DigiCert Inc. said it has been sending mass email messages, calling customers and running webinars to make sure website owners are aware that Google and Mozilla will no longer trust Symantec-backed digital certificates when they release Chrome 66 next month and Mozilla Firefox 60 in May. DigiCert, which bought the CA business from Symantec last fall, noted that more than 99 percent of the top 1 million websites have taken appropriate action.
Purging Outdated Digital Certificates
According to SecurityWeek, the browser-makers established deadlines to revoke trust in digital certificates in response to a series of errors in the way they were issued and managed. DigiCert set up a portal for customers to check their domain name to determine whether they need new or replacement certificates. Companies that used RapidSSL, GeoTrust and Thawte can also obtain replacements through DigiCert.
For all its progress, Enterprise Times raised questions about how DigiCert will manage to win over the remaining customers who had obtained digital certificates through Symantec and other providers. This includes not only the top websites, but also many small and medium-sized businesses (SMBs) that could be affected by the browsers’ deadlines.
A Bumpy Transition

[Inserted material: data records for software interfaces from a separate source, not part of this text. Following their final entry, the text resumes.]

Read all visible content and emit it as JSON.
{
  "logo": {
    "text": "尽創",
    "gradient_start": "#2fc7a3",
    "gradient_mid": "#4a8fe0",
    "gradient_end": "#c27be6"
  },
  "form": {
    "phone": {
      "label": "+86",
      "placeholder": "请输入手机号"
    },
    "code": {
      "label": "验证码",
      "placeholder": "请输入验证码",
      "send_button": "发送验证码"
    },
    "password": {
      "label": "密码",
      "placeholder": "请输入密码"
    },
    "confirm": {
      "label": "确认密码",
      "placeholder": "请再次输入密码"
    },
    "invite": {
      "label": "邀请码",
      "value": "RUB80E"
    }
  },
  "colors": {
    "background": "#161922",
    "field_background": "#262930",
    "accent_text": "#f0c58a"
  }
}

The transition of the CA business from Symantec to DigiCert has not been entirely smooth. Earlier this month, CRN Australia reported that the website of Trustico, a Symantec reseller, temporarily went offline after DigiCert claimed it had emailed the private keys of more than 20,000 digital certificates, which were later revoked. According to TechTarget, DigiCert claimed that 23,000 certificates were compromised, although the number of individual organizations affected by the incident has not been publicly reported.
Recently, DigiCert set up a new reseller program to make it easier to obtain and deploy digital certificates within the enterprise. The program aims to help the CA’s partners take advantage of the opportunity offered by Secure Sockets Layer (SSL), public key infrastructure and Internet of Things (IoT) security.
Writer & Editor
Shane Schick is a contributor for SecurityIntelligence.